▸ **Stored records**:
____________________

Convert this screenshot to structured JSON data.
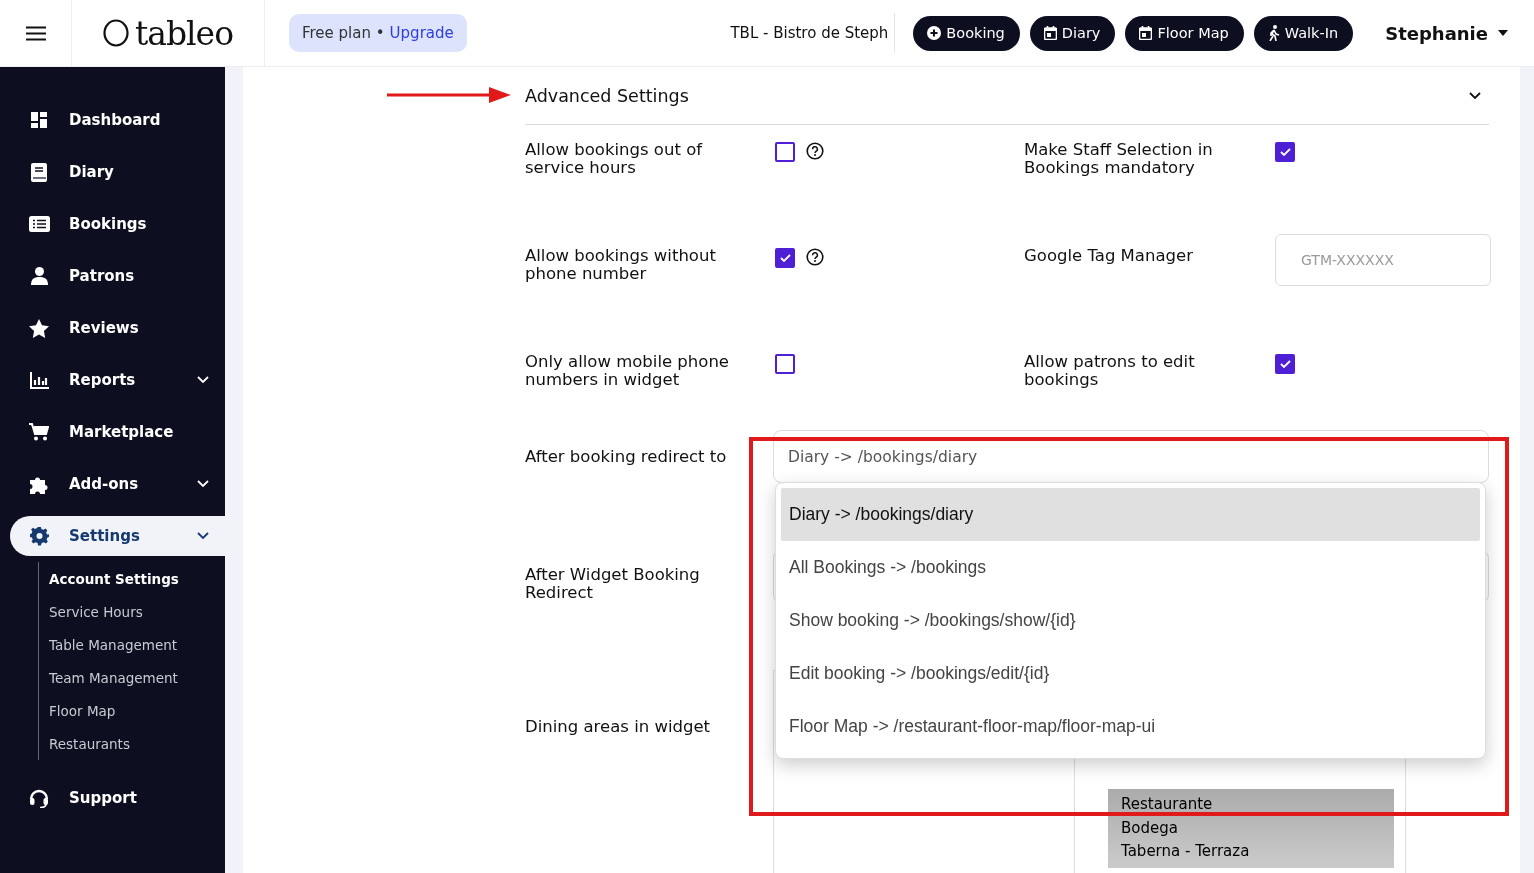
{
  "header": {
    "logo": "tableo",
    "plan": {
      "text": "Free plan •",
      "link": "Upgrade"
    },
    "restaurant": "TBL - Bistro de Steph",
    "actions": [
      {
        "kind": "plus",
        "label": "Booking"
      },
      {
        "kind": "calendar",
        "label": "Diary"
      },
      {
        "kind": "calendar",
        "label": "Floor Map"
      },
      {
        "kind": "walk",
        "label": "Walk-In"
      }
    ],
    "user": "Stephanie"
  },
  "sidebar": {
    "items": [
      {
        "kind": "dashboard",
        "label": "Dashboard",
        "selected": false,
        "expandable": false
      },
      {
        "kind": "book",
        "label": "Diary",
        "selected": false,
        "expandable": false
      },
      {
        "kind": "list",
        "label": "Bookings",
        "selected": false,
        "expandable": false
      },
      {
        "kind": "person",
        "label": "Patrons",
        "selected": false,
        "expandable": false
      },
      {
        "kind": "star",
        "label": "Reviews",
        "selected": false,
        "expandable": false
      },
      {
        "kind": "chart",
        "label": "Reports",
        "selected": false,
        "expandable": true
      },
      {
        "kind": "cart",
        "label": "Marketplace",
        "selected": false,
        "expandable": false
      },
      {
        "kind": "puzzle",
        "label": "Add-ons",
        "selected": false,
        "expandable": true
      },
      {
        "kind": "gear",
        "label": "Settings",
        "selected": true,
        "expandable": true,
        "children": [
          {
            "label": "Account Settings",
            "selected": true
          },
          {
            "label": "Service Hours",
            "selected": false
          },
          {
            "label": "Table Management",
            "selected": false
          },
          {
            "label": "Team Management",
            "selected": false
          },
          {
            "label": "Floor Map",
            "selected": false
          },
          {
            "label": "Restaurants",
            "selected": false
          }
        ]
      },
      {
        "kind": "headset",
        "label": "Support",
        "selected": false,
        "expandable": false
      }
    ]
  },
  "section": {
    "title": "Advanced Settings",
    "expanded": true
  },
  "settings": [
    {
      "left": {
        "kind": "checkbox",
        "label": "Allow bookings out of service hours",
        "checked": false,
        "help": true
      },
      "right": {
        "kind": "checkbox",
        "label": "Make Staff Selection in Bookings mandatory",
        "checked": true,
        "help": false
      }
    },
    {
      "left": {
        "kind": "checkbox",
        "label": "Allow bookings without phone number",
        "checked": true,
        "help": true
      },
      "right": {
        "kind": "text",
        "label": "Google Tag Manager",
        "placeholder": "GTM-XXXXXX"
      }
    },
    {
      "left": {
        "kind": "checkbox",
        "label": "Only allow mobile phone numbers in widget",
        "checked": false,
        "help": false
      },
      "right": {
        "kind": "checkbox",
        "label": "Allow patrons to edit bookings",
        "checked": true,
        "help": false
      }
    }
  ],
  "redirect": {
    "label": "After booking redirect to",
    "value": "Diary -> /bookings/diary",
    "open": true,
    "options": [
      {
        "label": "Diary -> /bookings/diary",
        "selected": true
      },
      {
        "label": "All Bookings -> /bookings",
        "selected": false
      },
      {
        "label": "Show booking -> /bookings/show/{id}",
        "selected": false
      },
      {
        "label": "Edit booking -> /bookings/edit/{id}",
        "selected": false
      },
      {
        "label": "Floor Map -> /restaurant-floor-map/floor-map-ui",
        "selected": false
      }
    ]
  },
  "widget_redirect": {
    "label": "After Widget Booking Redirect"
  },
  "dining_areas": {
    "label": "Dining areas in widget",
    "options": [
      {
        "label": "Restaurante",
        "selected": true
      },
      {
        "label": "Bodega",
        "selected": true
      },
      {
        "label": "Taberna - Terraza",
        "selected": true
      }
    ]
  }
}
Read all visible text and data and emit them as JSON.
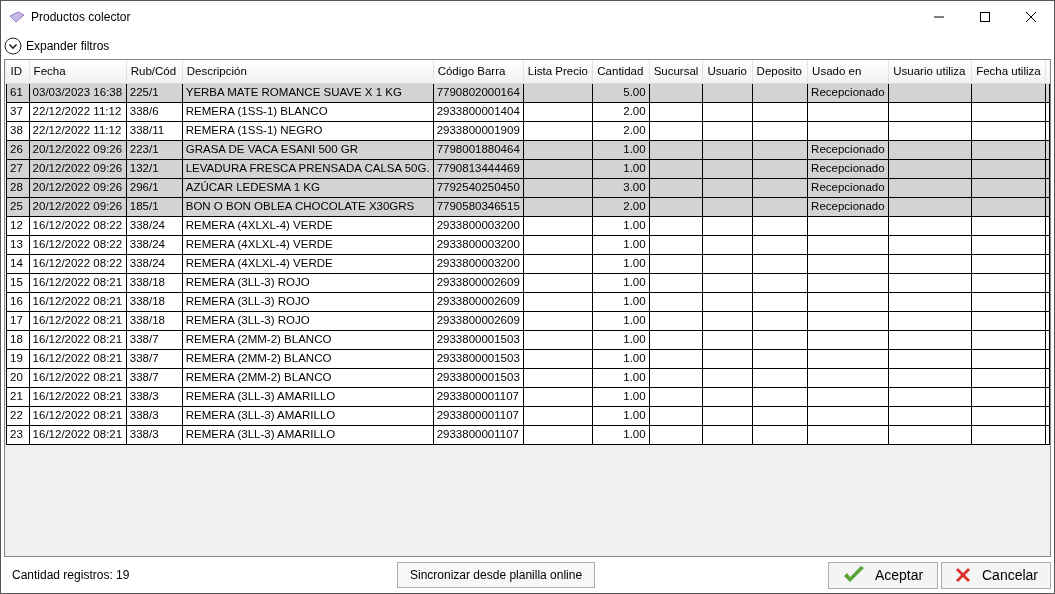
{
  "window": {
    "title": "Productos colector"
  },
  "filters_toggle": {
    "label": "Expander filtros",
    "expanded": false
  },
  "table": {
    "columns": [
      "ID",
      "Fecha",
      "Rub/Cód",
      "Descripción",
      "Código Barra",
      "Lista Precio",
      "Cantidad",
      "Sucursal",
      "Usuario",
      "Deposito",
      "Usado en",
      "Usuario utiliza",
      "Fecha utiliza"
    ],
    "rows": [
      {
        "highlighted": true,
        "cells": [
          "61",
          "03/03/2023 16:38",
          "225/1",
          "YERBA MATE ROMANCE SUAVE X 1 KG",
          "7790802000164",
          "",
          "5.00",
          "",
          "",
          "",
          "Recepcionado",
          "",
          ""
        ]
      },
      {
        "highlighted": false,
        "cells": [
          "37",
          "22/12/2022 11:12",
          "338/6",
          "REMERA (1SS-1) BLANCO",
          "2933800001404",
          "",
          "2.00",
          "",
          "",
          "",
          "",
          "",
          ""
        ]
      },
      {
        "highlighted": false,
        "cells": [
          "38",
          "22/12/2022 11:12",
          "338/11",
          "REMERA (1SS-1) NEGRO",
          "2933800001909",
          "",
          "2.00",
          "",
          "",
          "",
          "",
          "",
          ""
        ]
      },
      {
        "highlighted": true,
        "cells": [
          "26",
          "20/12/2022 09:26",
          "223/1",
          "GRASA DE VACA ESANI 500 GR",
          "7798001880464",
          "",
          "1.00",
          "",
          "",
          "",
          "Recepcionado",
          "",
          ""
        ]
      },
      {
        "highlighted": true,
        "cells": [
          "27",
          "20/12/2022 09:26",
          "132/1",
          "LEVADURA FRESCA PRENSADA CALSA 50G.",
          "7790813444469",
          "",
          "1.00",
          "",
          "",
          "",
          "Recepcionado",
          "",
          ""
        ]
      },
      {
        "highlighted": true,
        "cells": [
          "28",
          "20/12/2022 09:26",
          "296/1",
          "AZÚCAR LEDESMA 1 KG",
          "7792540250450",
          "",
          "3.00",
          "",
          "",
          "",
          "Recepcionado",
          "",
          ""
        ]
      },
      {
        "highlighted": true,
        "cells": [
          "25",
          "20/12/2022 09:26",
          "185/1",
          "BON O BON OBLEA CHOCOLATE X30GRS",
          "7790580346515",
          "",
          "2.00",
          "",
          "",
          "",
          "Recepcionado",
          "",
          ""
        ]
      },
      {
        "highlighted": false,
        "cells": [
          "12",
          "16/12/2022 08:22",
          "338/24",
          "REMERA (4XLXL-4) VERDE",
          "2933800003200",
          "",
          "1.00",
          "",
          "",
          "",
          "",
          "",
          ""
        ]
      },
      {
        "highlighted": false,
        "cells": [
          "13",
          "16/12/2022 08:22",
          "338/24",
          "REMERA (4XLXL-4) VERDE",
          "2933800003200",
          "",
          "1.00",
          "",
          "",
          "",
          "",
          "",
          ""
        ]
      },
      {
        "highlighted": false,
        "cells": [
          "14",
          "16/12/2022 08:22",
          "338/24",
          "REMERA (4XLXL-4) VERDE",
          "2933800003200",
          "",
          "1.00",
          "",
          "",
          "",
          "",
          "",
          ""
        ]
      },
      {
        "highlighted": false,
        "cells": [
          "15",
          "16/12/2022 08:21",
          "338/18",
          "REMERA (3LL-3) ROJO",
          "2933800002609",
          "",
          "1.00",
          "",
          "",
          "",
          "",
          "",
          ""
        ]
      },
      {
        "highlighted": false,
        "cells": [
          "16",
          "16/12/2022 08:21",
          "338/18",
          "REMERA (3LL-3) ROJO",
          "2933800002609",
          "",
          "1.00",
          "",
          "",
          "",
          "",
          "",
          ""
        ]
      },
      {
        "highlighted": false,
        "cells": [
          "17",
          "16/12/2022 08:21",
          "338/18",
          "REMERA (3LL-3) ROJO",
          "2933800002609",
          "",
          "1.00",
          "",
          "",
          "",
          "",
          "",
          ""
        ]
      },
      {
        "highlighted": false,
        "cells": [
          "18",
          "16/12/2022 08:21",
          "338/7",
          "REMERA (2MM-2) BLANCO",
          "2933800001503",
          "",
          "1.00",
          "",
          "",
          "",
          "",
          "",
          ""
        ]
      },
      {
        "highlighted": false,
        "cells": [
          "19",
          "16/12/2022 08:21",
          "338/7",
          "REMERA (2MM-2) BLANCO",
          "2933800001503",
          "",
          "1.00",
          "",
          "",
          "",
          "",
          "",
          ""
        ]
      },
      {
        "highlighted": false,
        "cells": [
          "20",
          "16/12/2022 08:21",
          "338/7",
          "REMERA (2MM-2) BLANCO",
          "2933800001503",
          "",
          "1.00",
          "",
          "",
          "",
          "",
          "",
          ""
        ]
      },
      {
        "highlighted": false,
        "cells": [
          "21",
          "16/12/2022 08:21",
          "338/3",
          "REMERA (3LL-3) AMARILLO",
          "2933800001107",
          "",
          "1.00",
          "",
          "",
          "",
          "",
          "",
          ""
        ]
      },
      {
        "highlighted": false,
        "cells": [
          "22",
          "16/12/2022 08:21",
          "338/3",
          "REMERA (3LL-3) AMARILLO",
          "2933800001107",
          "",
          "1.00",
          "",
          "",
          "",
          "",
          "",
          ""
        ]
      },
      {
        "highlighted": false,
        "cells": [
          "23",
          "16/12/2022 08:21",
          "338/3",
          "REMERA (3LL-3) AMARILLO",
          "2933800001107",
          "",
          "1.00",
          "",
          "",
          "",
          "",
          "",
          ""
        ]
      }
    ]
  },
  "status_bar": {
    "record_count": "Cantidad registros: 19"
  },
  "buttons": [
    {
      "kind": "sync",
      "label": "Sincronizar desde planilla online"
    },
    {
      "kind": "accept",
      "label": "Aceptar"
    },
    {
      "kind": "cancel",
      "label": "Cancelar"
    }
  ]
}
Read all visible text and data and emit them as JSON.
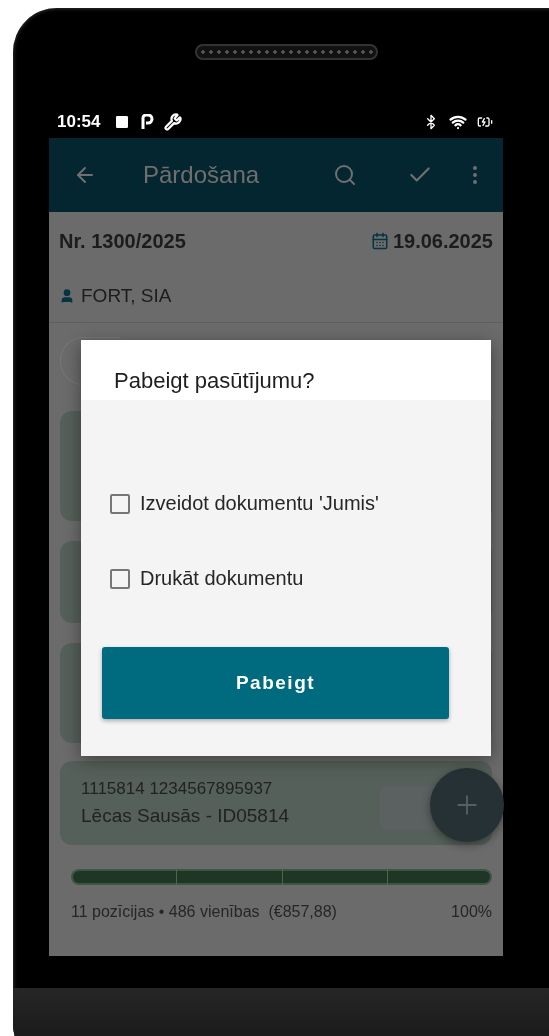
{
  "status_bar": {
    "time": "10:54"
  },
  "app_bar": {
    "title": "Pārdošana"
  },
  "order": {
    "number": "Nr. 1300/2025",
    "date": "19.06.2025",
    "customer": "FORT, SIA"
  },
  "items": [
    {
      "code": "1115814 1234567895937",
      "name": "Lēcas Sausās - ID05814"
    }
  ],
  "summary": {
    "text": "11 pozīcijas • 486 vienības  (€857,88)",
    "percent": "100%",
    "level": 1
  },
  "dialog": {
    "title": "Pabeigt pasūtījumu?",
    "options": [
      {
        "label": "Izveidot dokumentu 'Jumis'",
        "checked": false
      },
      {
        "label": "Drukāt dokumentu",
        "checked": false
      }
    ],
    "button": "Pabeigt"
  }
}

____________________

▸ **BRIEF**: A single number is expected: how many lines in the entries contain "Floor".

▸ **SOLUTION TO THIS TASK**: 3